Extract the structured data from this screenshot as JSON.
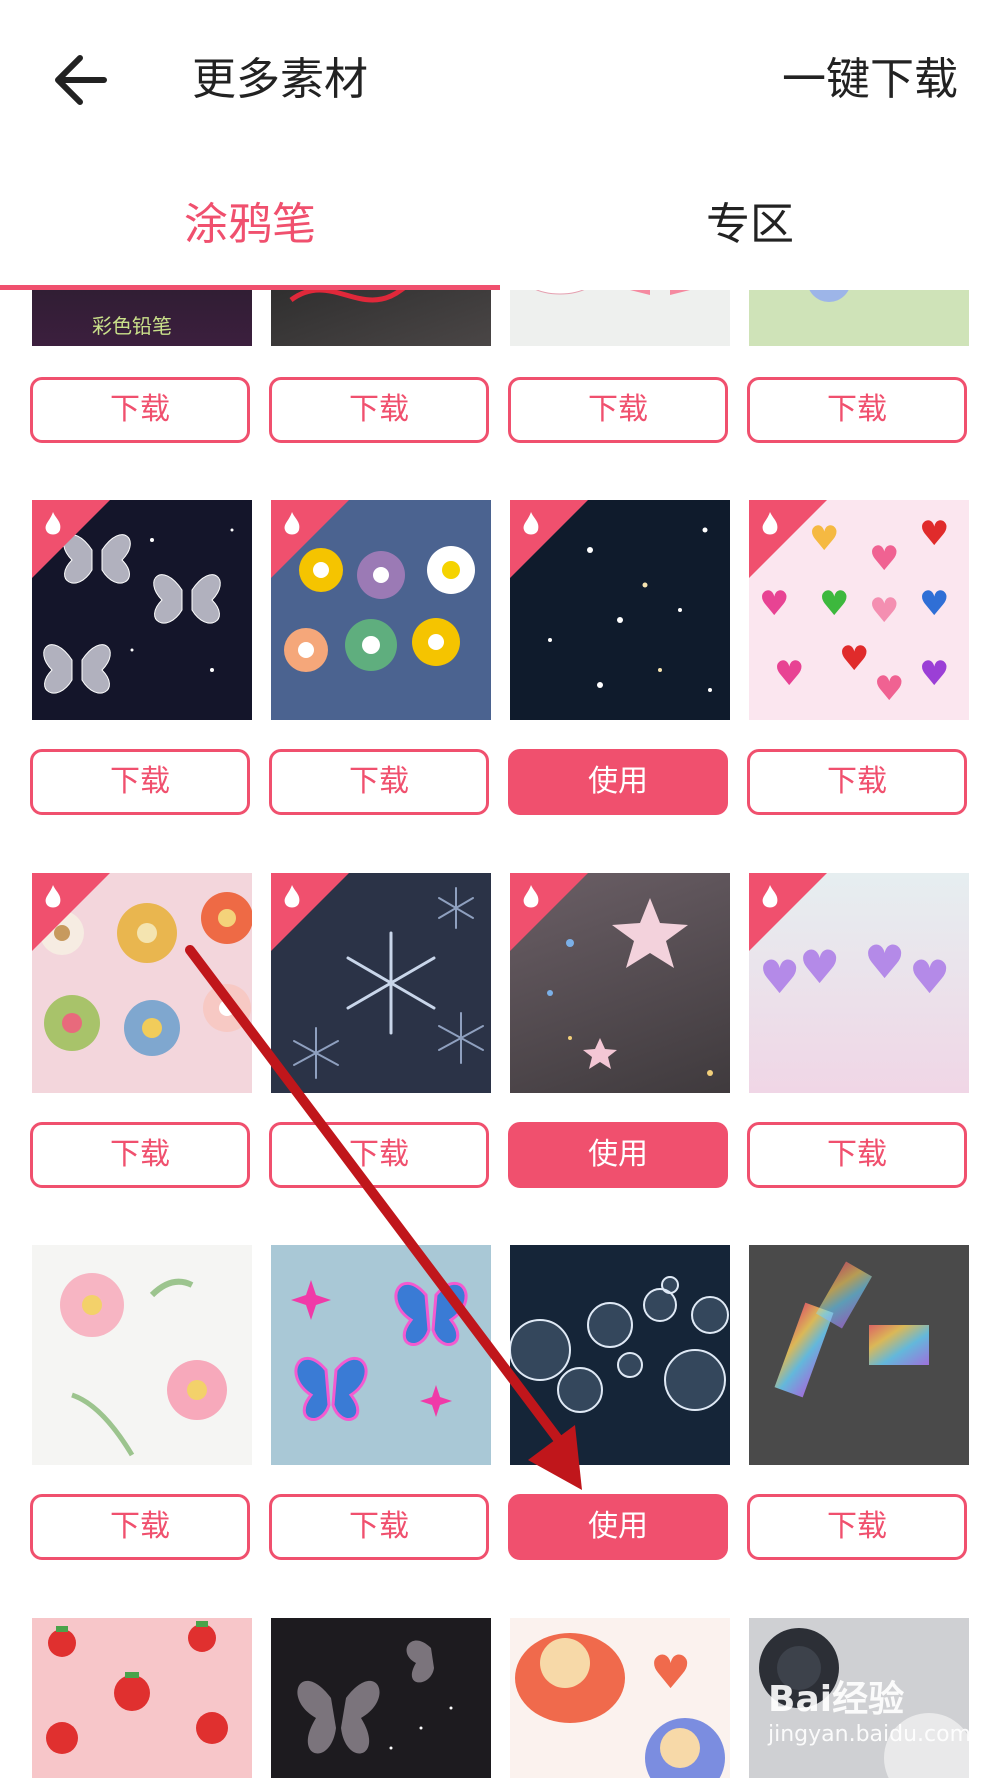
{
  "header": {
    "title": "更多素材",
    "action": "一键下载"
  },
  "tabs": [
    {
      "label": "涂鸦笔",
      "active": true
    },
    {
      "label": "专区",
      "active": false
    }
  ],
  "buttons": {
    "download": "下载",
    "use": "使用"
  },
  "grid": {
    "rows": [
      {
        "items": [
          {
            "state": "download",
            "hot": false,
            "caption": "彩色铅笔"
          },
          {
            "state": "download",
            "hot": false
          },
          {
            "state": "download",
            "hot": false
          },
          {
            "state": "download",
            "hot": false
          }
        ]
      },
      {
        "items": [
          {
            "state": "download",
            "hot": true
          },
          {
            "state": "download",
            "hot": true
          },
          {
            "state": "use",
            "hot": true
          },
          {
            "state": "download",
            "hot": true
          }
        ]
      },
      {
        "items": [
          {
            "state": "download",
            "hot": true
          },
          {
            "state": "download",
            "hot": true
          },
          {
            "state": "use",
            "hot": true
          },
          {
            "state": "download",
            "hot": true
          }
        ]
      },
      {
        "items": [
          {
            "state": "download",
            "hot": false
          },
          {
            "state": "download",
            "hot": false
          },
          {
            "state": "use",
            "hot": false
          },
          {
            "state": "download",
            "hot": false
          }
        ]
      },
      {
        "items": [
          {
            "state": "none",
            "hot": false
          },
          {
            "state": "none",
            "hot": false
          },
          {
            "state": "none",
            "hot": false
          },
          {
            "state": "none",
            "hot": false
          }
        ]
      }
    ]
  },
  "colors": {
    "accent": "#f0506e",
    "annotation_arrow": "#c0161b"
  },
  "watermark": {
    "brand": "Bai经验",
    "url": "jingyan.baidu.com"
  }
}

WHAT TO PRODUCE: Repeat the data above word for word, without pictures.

RESPONSE FOR THIS EXERCISE:
Extract the structured data from this screenshot as JSON.
{
  "header": {
    "title": "更多素材",
    "action": "一键下载"
  },
  "tabs": [
    {
      "label": "涂鸦笔",
      "active": true
    },
    {
      "label": "专区",
      "active": false
    }
  ],
  "buttons": {
    "download": "下载",
    "use": "使用"
  },
  "grid": {
    "rows": [
      {
        "items": [
          {
            "state": "download",
            "hot": false,
            "caption": "彩色铅笔"
          },
          {
            "state": "download",
            "hot": false
          },
          {
            "state": "download",
            "hot": false
          },
          {
            "state": "download",
            "hot": false
          }
        ]
      },
      {
        "items": [
          {
            "state": "download",
            "hot": true
          },
          {
            "state": "download",
            "hot": true
          },
          {
            "state": "use",
            "hot": true
          },
          {
            "state": "download",
            "hot": true
          }
        ]
      },
      {
        "items": [
          {
            "state": "download",
            "hot": true
          },
          {
            "state": "download",
            "hot": true
          },
          {
            "state": "use",
            "hot": true
          },
          {
            "state": "download",
            "hot": true
          }
        ]
      },
      {
        "items": [
          {
            "state": "download",
            "hot": false
          },
          {
            "state": "download",
            "hot": false
          },
          {
            "state": "use",
            "hot": false
          },
          {
            "state": "download",
            "hot": false
          }
        ]
      },
      {
        "items": [
          {
            "state": "none",
            "hot": false
          },
          {
            "state": "none",
            "hot": false
          },
          {
            "state": "none",
            "hot": false
          },
          {
            "state": "none",
            "hot": false
          }
        ]
      }
    ]
  },
  "colors": {
    "accent": "#f0506e",
    "annotation_arrow": "#c0161b"
  },
  "watermark": {
    "brand": "Bai经验",
    "url": "jingyan.baidu.com"
  }
}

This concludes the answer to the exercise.